The CRPC, with support from the school, donors and other funding sources, aims to support pilot investigators in conducting research and generating preliminary findings and will provide resources for research projects involving people of color, including project databases, access to biological samples located in the CRPC, data management consultation, and support for junior investigators on career development in health equity research.

The need for research in the time of COVID

As a hub for this scholarly work, the CRPC will examine the interaction between the biological sciences and diverse social factors that contribute to health disparities. The timing of the center’s establishment is especially relevant, as the COVID pandemic is disproportionately affecting the nation’s most vulnerable populations, including communities of color. 

“We are excited to launch this important interdisciplinary work and look forward to seeing the CRPC grow and thrive in the years to come” says Lorraine Frazier, Ph.D., Dean, Columbia University School of Nursing and Senior Vice President, Columbia University Irving Medical Center. “Under Dr. Taylor’s leadership, the center will be a focal point for important research and for supporting investigators in areas that have not been fully addressed before.”

One recently published CRPC study examines an issue that has been poorly understood—the effects of high blood pressure on pregnancy, preeclampsia or eclampsia, and the epigenetics of this phenomenon, especially among African Americans.

Another project under the CRPC’s aegis focuses on gene sequencing: Whole Genome Sequencing as a Screening Tool for Cardiovascular Diseases among African Americans in the Community, Presidential Early Career Award for Scientists and Engineers (PECASE), NIH/NINR. The grant, awarded by President Barack Obama in 2017, is the highest honor from the federal government to scientists and engineers.
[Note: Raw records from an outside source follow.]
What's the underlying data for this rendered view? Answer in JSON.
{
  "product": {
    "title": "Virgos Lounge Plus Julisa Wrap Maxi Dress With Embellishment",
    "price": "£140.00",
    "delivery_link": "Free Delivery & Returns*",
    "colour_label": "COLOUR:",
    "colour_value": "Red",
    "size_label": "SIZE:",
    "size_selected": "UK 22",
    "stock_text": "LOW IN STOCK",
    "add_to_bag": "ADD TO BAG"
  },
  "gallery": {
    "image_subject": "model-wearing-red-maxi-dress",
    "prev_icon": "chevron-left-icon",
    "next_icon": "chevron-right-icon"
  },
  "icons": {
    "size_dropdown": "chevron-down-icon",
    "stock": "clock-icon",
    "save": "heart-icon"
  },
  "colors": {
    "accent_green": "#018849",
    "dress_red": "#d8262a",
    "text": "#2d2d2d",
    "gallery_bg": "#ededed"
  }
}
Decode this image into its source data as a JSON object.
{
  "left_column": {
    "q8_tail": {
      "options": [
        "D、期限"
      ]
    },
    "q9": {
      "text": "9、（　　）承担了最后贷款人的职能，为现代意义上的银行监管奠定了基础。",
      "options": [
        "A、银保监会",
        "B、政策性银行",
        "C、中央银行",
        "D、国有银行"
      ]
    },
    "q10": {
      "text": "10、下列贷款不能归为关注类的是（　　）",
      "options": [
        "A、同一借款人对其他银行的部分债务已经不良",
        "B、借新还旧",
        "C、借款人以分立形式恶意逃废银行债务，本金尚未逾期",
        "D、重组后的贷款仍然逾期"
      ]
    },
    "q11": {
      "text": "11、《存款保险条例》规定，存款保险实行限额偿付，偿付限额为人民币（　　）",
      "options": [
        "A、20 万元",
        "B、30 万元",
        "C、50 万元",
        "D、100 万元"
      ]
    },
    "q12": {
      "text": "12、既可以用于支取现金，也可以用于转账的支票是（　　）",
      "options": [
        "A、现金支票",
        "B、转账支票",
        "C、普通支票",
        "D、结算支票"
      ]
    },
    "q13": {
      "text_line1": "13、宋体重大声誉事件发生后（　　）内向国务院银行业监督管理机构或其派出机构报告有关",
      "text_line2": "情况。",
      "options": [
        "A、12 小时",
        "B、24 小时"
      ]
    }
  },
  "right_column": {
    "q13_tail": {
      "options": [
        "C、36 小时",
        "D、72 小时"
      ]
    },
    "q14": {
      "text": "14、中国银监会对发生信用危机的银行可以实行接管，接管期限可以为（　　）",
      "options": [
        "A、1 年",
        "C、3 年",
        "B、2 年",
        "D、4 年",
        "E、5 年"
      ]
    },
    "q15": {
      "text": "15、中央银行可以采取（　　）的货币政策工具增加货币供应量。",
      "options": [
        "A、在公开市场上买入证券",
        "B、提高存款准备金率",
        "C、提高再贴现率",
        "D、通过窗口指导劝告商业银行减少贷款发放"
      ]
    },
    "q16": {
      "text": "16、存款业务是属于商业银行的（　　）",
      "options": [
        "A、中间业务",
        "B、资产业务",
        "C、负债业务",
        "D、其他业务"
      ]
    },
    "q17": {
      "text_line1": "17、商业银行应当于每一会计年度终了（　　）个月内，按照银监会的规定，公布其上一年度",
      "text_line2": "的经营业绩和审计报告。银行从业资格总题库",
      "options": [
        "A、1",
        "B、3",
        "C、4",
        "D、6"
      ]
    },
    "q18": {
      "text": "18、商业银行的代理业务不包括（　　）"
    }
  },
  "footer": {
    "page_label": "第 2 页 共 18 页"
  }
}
As principal investigator on the project, Taylor is examining next-generation sequencing-environment interactions on blood pressure among African Americans. 

To view a complete list of CRCP research please visit the website.

About Jacquelyn Y. Taylor

In addition to her new role as the CRPC’s director, Jacquelyn Y. Taylor is the Helen F. Petit Professor at the Columbia University School of Nursing. She earned her bachelor’s, master’s and Ph.D. in nursing from Wayne State University College of Nursing in Detroit and did postdoctoral work in Urban Health Aging at the Wayne State University Institute of Gerontology. Taylor has also completed additional training in molecular genetics at Georgetown University, and in cardiovascular genetic epidemiology at Washington University in St. Louis.

Taylor’s commitment to the health of minority populations is reflected in her former role as Associate Dean of Diversity and Inclusion at Yale, her participation on the Diversity Committee of the American Heart Association Cardiovascular and Stroke Nursing Council, her service as co-chair of the Genetics Healthcare Expert Panel with the American Academy of Nursing, as well as in the six commendations she has received from local (state representatives) and national groups (senators) for her commitment to health care in the African American community. Taylor is also the recipient of the 2018 Mary Mahoney Award from the American Nurses Association, for making significant contributions to opening and advancing equal opportunities in nursing for members of minority groups. In 2019, she was elected to the National Academy of Medicine.